TASK INSTRUCTIONS
If a line in the data below contains the word "dates", copy it out.

** Opening THE DATA block **

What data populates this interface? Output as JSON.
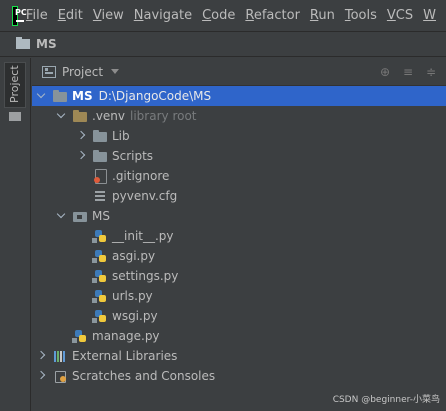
{
  "app": {
    "logo_text": "PC"
  },
  "menu": [
    {
      "label": "File",
      "mnemonic": "F",
      "rest": "ile"
    },
    {
      "label": "Edit",
      "mnemonic": "E",
      "rest": "dit"
    },
    {
      "label": "View",
      "mnemonic": "V",
      "rest": "iew"
    },
    {
      "label": "Navigate",
      "mnemonic": "N",
      "rest": "avigate"
    },
    {
      "label": "Code",
      "mnemonic": "C",
      "rest": "ode"
    },
    {
      "label": "Refactor",
      "mnemonic": "R",
      "rest": "efactor"
    },
    {
      "label": "Run",
      "mnemonic": "R",
      "rest": "un"
    },
    {
      "label": "Tools",
      "mnemonic": "T",
      "rest": "ools"
    },
    {
      "label": "VCS",
      "mnemonic": "V",
      "rest": "CS"
    },
    {
      "label": "W",
      "mnemonic": "W",
      "rest": ""
    }
  ],
  "navbar": {
    "title": "MS"
  },
  "sidebar": {
    "tab_label": "Project"
  },
  "toolwindow": {
    "title": "Project",
    "actions": [
      "locate-icon",
      "collapse-all-icon",
      "expand-all-icon"
    ]
  },
  "tree": [
    {
      "label": "MS",
      "path": "D:\\DjangoCode\\MS",
      "icon": "folder-icon",
      "arrow": "down",
      "indent": 0,
      "selected": true,
      "bold": true
    },
    {
      "label": ".venv",
      "hint": "library root",
      "icon": "venv-folder-icon",
      "arrow": "down",
      "indent": 1
    },
    {
      "label": "Lib",
      "icon": "folder-icon",
      "arrow": "right",
      "indent": 2
    },
    {
      "label": "Scripts",
      "icon": "folder-icon",
      "arrow": "right",
      "indent": 2
    },
    {
      "label": ".gitignore",
      "icon": "gitignore-file-icon",
      "arrow": "none",
      "indent": 2
    },
    {
      "label": "pyvenv.cfg",
      "icon": "config-file-icon",
      "arrow": "none",
      "indent": 2
    },
    {
      "label": "MS",
      "icon": "package-folder-icon",
      "arrow": "down",
      "indent": 1
    },
    {
      "label": "__init__.py",
      "icon": "python-file-icon",
      "arrow": "none",
      "indent": 2
    },
    {
      "label": "asgi.py",
      "icon": "python-file-icon",
      "arrow": "none",
      "indent": 2
    },
    {
      "label": "settings.py",
      "icon": "python-file-icon",
      "arrow": "none",
      "indent": 2
    },
    {
      "label": "urls.py",
      "icon": "python-file-icon",
      "arrow": "none",
      "indent": 2
    },
    {
      "label": "wsgi.py",
      "icon": "python-file-icon",
      "arrow": "none",
      "indent": 2
    },
    {
      "label": "manage.py",
      "icon": "python-file-icon",
      "arrow": "none",
      "indent": 1
    },
    {
      "label": "External Libraries",
      "icon": "libraries-icon",
      "arrow": "right",
      "indent": 0
    },
    {
      "label": "Scratches and Consoles",
      "icon": "scratches-icon",
      "arrow": "right",
      "indent": 0
    }
  ],
  "watermark": "CSDN @beginner-小菜鸟"
}
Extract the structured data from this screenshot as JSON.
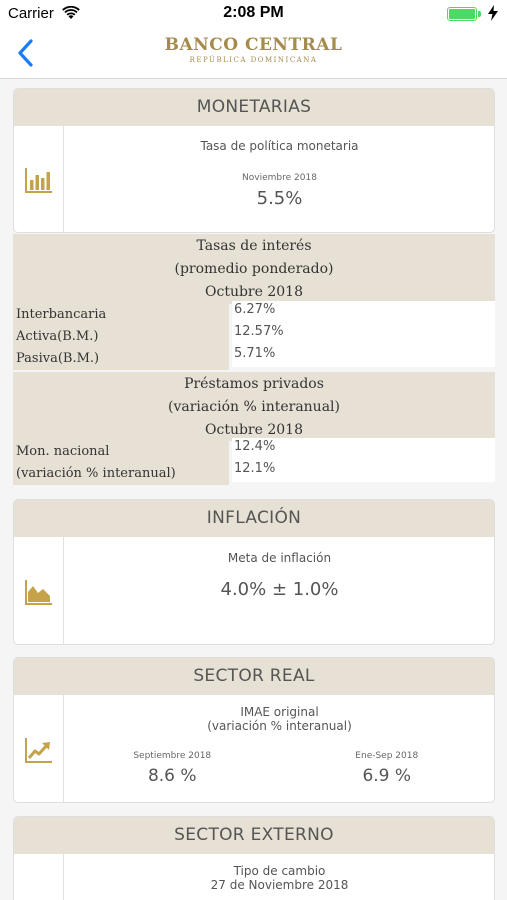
{
  "status_bar": {
    "carrier": "Carrier",
    "time": "2:08 PM"
  },
  "nav": {
    "logo_line1": "BANCO CENTRAL",
    "logo_line2": "REPÚBLICA DOMINICANA"
  },
  "monetarias": {
    "header": "MONETARIAS",
    "icon": "bar-chart-icon",
    "title": "Tasa de política monetaria",
    "date": "Noviembre 2018",
    "value": "5.5%"
  },
  "tasas_interes": {
    "header_lines": [
      "Tasas de interés",
      "(promedio ponderado)",
      "Octubre 2018"
    ],
    "rows": [
      {
        "label": "Interbancaria",
        "value": "6.27%"
      },
      {
        "label": "Activa(B.M.)",
        "value": "12.57%"
      },
      {
        "label": "Pasiva(B.M.)",
        "value": "5.71%"
      }
    ]
  },
  "prestamos": {
    "header_lines": [
      "Préstamos privados",
      "(variación % interanual)",
      "Octubre 2018"
    ],
    "rows": [
      {
        "label": "Mon. nacional",
        "value": "12.4%"
      },
      {
        "label": "(variación % interanual)",
        "value": "12.1%"
      }
    ]
  },
  "inflacion": {
    "header": "INFLACIÓN",
    "icon": "area-chart-icon",
    "title": "Meta de inflación",
    "value": "4.0% ± 1.0%"
  },
  "sector_real": {
    "header": "SECTOR REAL",
    "icon": "line-chart-icon",
    "title_line1": "IMAE original",
    "title_line2": "(variación % interanual)",
    "left_date": "Septiembre 2018",
    "left_value": "8.6 %",
    "right_date": "Ene-Sep 2018",
    "right_value": "6.9 %"
  },
  "sector_externo": {
    "header": "SECTOR EXTERNO",
    "icon": "pie-chart-icon",
    "title_line1": "Tipo de cambio",
    "title_line2": "27 de Noviembre 2018"
  },
  "colors": {
    "gold": "#a58b4c",
    "header_bg": "#e6e1d4",
    "ios_blue": "#1a7cf5",
    "battery_green": "#4cd964"
  }
}
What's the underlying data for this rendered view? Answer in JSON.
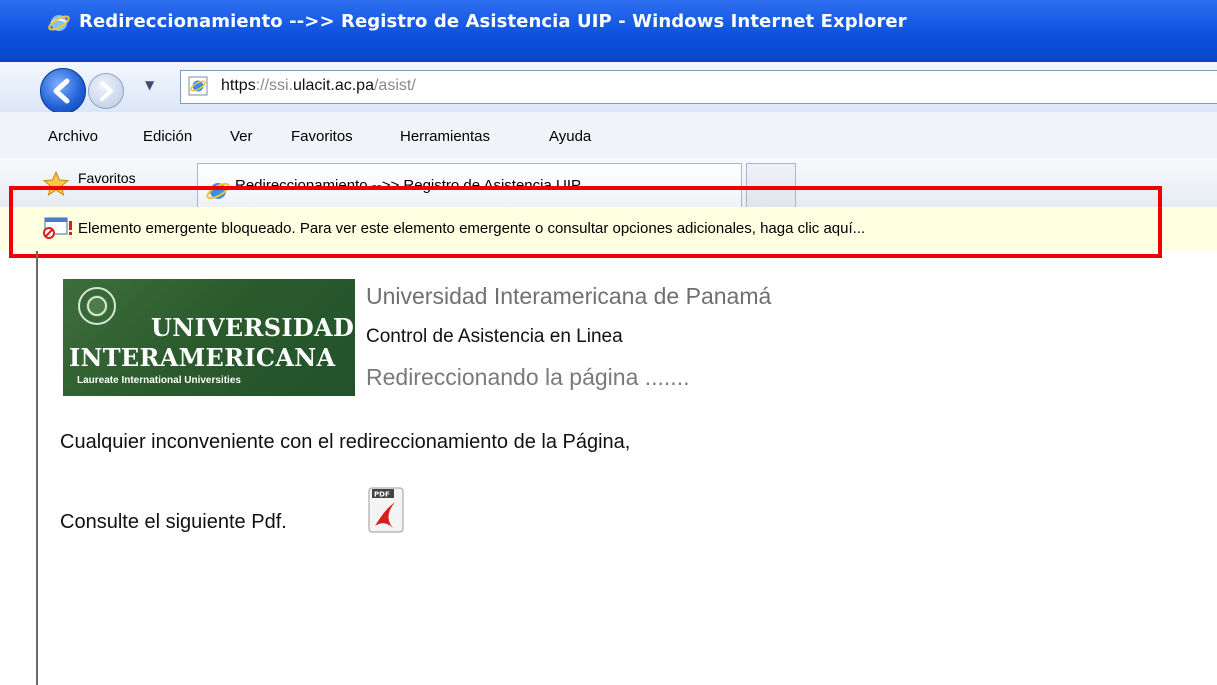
{
  "window": {
    "title": "Redireccionamiento -->> Registro de Asistencia UIP - Windows Internet Explorer"
  },
  "address_bar": {
    "scheme": "https://",
    "host_prefix": "ssi.",
    "host_main": "ulacit.ac.pa",
    "path": "/asist/"
  },
  "menu": [
    "Archivo",
    "Edición",
    "Ver",
    "Favoritos",
    "Herramientas",
    "Ayuda"
  ],
  "favorites_bar": {
    "label": "Favoritos",
    "tab_title": "Redireccionamiento -->> Registro de Asistencia UIP"
  },
  "info_bar": {
    "message": "Elemento emergente bloqueado. Para ver este elemento emergente o consultar opciones adicionales, haga clic aquí..."
  },
  "page": {
    "logo": {
      "line1": "UNIVERSIDAD",
      "line2": "INTERAMERICANA",
      "line3": "Laureate International Universities"
    },
    "university_name": "Universidad Interamericana de Panamá",
    "subtitle": "Control de Asistencia en Linea",
    "redirect_text": "Redireccionando la página .......",
    "issue_text": "Cualquier inconveniente con el redireccionamiento de la Página,",
    "consult_text": "Consulte el siguiente Pdf."
  },
  "colors": {
    "annotation_red": "#ee0000",
    "titlebar_blue": "#0b4fdc",
    "infobar_yellow": "#ffffe1",
    "logo_green": "#2a5a2c"
  }
}
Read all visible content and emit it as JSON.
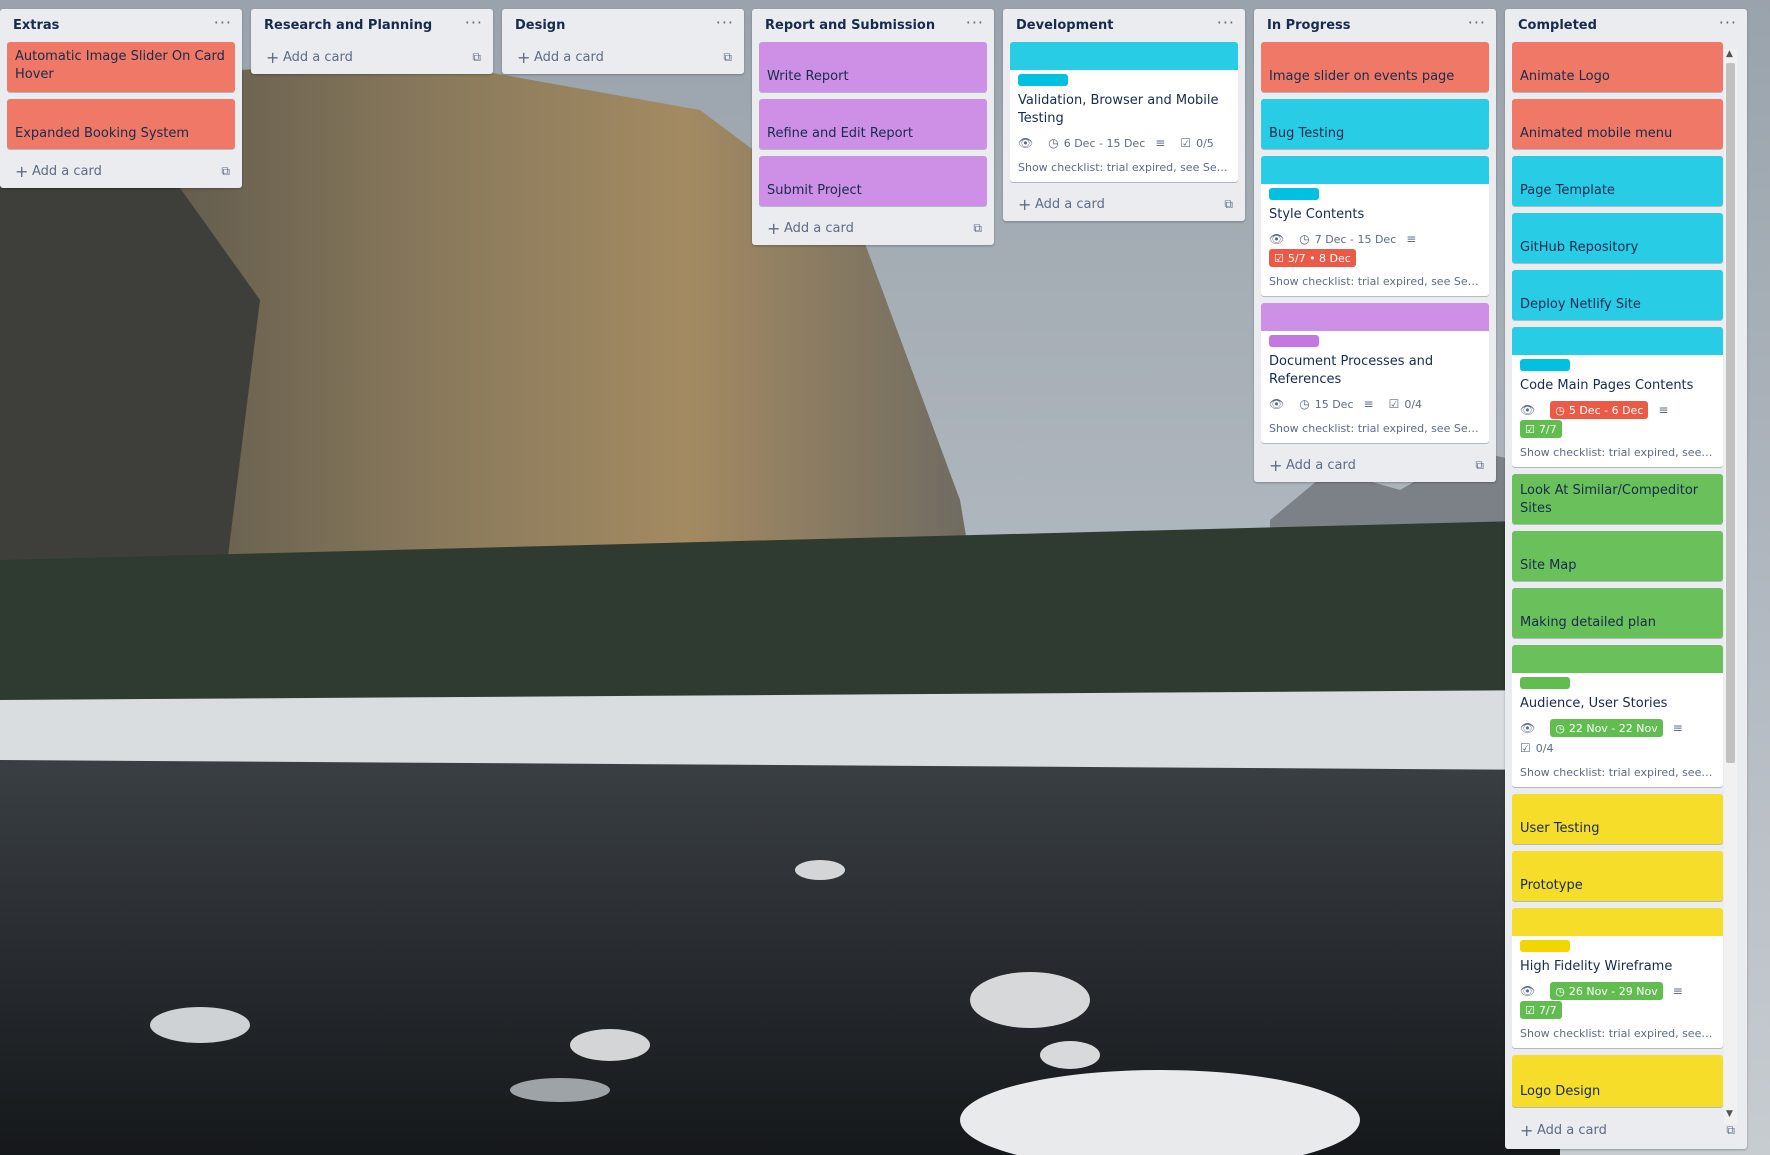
{
  "lists": [
    {
      "title": "Extras",
      "menu": "···",
      "add_card": "Add a card",
      "cards": [
        "Automatic Image Slider On Card Hover",
        "Expanded Booking System"
      ]
    },
    {
      "title": "Research and Planning",
      "menu": "···",
      "add_card": "Add a card",
      "cards": []
    },
    {
      "title": "Design",
      "menu": "···",
      "add_card": "Add a card",
      "cards": []
    },
    {
      "title": "Report and Submission",
      "menu": "···",
      "add_card": "Add a card",
      "cards": [
        "Write Report",
        "Refine and Edit Report",
        "Submit Project"
      ]
    },
    {
      "title": "Development",
      "menu": "···",
      "add_card": "Add a card",
      "detail_card": {
        "title": "Validation, Browser and Mobile Testing",
        "dates": "6 Dec - 15 Dec",
        "checklist": "0/5",
        "show_checklist": "Show checklist: trial expired, see Settin..."
      }
    },
    {
      "title": "In Progress",
      "menu": "···",
      "add_card": "Add a card",
      "cards": [
        "Image slider on events page",
        "Bug Testing"
      ],
      "detail_cards": [
        {
          "title": "Style Contents",
          "dates": "7 Dec - 15 Dec",
          "overdue": "5/7 • 8 Dec",
          "show_checklist": "Show checklist: trial expired, see Settin..."
        },
        {
          "title": "Document Processes and References",
          "dates": "15 Dec",
          "checklist": "0/4",
          "show_checklist": "Show checklist: trial expired, see Settin..."
        }
      ]
    },
    {
      "title": "Completed",
      "menu": "···",
      "add_card": "Add a card",
      "cards_top": [
        "Animate Logo",
        "Animated mobile menu",
        "Page Template",
        "GitHub Repository",
        "Deploy Netlify Site"
      ],
      "code_card": {
        "title": "Code Main Pages Contents",
        "dates": "5 Dec - 6 Dec",
        "checklist": "7/7",
        "show_checklist": "Show checklist: trial expired, see Set..."
      },
      "cards_green": [
        "Look At Similar/Compeditor Sites",
        "Site Map",
        "Making detailed plan"
      ],
      "audience_card": {
        "title": "Audience, User Stories",
        "dates": "22 Nov - 22 Nov",
        "checklist": "0/4",
        "show_checklist": "Show checklist: trial expired, see Set..."
      },
      "cards_yellow": [
        "User Testing",
        "Prototype"
      ],
      "hfw_card": {
        "title": "High Fidelity Wireframe",
        "dates": "26 Nov - 29 Nov",
        "checklist": "7/7",
        "show_checklist": "Show checklist: trial expired, see Set..."
      },
      "last_card": "Logo Design"
    }
  ],
  "colors": {
    "orange": "#f07866",
    "cyan": "#29cce5",
    "purple": "#ce8fe6",
    "green": "#6ac15b",
    "yellow": "#f5dd29",
    "list_bg": "#ebecf0"
  },
  "icons": {
    "eye": "eye-icon",
    "clock": "clock-icon",
    "description": "description-icon",
    "checklist": "checklist-icon",
    "plus": "plus-icon",
    "template": "card-template-icon",
    "menu": "list-menu-icon"
  }
}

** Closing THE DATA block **

WRITTEN SOLUTION
        "dates": "6 Dec - 15 Dec",
          "dates": "7 Dec - 15 Dec",
          "dates": "15 Dec",
        "dates": "5 Dec - 6 Dec",
        "dates": "22 Nov - 22 Nov",
        "dates": "26 Nov - 29 Nov",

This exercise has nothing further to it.